My name is Shawny Reiner. I'm a strategic systems consultant for Quest. I've been with Quest for about five years. But in addition to being a Quest customer, I've been in the IT industry for approximately 20 years, with Active Directory as my primary focus.
On Demand Group Management, or ODGM, is a self-service group management solution that places the onus of group and membership management on the requester and the data owners rather than the IT organization. Part of that management is the attestation process and workflows to ensure group and membership is certified and accurate.
ODGM presents a powerful feature called resources. A resource is an entity within ODGM with a friendly name, easily recognized by the end user population. Groups, known as ODGM roles, are associated with a resource. It is the role of the group that provides access to the requester's needed items, such as an application or a share. This capability eliminates the need for the requester to hunt through massive lists of groups with names that are not clearly conducive to the group's purpose. This short video is designed to demonstrate the resources feature of the On Demand Group Management solution.
What you're looking at is the admin's view of ODGM. From the Resources tab, we can manage and create new resources and existing resources. It is important to note that the IT admin does not have to be the creator of the resources. Resources can be created and managed by the data owners, and it can be safely done because of policies, security parameters, and attestation workflows that are associated to all groups and resources from ODGM. Policies such as naming conventions, security parameters as to who has access, who can create, who can't, et cetera.
So to create a resource, click Add. You want to select a resource type. In this case, I'm creating a finance analyst resource, so I'm going to choose Finance. These resource types are just for the purpose of administration ease.

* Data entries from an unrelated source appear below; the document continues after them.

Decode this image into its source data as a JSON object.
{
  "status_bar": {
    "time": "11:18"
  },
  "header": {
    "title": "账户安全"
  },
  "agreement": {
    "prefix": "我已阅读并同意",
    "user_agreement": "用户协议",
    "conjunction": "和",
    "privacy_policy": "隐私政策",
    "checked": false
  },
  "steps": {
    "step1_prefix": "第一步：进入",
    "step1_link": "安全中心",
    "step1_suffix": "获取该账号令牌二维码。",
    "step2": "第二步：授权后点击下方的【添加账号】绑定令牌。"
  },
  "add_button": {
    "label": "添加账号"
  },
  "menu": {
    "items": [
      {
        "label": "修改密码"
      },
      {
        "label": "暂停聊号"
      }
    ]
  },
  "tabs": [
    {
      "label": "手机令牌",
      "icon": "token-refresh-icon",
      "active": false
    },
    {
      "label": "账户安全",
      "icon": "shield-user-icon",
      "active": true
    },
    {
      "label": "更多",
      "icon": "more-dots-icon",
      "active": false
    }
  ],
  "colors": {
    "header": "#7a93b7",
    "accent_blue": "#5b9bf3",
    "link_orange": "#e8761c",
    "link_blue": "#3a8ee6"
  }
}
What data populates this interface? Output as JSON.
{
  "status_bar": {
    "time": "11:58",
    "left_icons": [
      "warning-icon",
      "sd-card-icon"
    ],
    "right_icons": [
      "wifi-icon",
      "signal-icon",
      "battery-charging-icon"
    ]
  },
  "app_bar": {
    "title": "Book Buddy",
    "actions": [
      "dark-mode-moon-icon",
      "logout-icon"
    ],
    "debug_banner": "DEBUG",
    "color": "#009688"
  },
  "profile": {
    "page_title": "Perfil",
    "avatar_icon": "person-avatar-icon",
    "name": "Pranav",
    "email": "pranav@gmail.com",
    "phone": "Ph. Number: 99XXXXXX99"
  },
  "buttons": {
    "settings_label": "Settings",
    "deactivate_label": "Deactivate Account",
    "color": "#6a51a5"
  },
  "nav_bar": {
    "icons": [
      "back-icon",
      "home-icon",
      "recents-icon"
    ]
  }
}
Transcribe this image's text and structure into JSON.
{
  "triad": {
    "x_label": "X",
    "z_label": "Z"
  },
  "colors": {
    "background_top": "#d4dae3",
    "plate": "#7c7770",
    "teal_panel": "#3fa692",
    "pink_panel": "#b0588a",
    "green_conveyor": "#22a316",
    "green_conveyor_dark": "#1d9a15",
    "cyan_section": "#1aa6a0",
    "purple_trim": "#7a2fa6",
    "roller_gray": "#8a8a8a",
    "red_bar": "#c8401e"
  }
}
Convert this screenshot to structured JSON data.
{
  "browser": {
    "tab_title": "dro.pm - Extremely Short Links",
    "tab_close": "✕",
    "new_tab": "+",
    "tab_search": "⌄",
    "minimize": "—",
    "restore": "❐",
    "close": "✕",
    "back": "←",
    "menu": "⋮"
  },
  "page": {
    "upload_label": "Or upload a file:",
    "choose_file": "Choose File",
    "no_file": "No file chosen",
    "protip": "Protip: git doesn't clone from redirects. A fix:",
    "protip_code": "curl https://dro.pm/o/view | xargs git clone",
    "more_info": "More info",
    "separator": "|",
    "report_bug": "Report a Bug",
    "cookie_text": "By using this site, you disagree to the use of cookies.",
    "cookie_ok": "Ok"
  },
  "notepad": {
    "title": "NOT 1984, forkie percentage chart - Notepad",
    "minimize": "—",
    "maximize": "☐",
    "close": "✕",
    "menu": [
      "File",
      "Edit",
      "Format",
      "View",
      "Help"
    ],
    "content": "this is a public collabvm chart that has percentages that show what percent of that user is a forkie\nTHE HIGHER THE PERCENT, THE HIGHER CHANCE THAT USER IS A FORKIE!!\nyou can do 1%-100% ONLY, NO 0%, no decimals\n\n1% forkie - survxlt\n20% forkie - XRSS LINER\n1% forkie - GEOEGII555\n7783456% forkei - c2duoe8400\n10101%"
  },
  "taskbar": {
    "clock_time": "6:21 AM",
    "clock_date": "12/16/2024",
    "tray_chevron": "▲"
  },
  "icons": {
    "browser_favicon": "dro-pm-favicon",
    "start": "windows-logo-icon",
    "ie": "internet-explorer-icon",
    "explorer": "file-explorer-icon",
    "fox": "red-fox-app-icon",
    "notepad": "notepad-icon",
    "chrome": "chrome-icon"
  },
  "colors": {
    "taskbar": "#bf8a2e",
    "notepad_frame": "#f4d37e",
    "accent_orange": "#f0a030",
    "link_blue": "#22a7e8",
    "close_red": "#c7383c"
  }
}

Then you're going to select a category. The category is the part that associates those policies, security parameters, attestation workflows. So it's important to associate the right category to the resource, because it controls all of that. Then you're going to give it a name that's descriptive and friendly, such as Finance_Analyst_Resources.
Fill in some of the other parameters. The description is very important, because this lets the end user know exactly what the resource is for. In this case, we're going to give them access to a finance application, a finance distro, and a finance share. And then you select an owner. Again, it does not need to be the admin. It would normally be the finance manager or someone like that.
So once you have the resource added, you can assign roles. And these are the groups that actually have the access to the items. So we click Add Role. And I'm going to call this one FinanceShare. And we'll say it's read/write access to the share.
We'll create another role for the finance application. We'll say maybe it gives create access to the app. And finally, we will add the distro. And we'll say it places the employee in the distro.
Now that we have that created, these are available to the end user for selection. So let's take a look at what that looks like. So I'm now in the self-service portal, under Paul, who's a new finance hire.
Paul selects the Gallery. He selects what looks to be the correct item that he needs, Finance_Analyst_Resources, and he selects Join. He chooses a reason why he wants to be a member of each of these roles or groups and submits his request. And he does this for each one of them, which gives him flexibility if, for some reason, he does not need to be a member of one of them.
Now that he's done that, the owner will get the request for approval or rejection. So let's take a look at that. So when we switch back to the owner's view, the owner of the finance-- in this case, the directory admin-- and go to the activities and approvals, you see Paul's requests here. And you can simply approve or reject them. You could also view the information, which will show you those reasons for the request.
Once those are approved, Paul is now a member of those groups and able to access his resources from a simple, single request of a grouped resource so that he didn't have to guess what he needed access to. I hope you found this interesting. Please look for other feature demos, white papers, blogs, and technical documentation about the ODGM solution.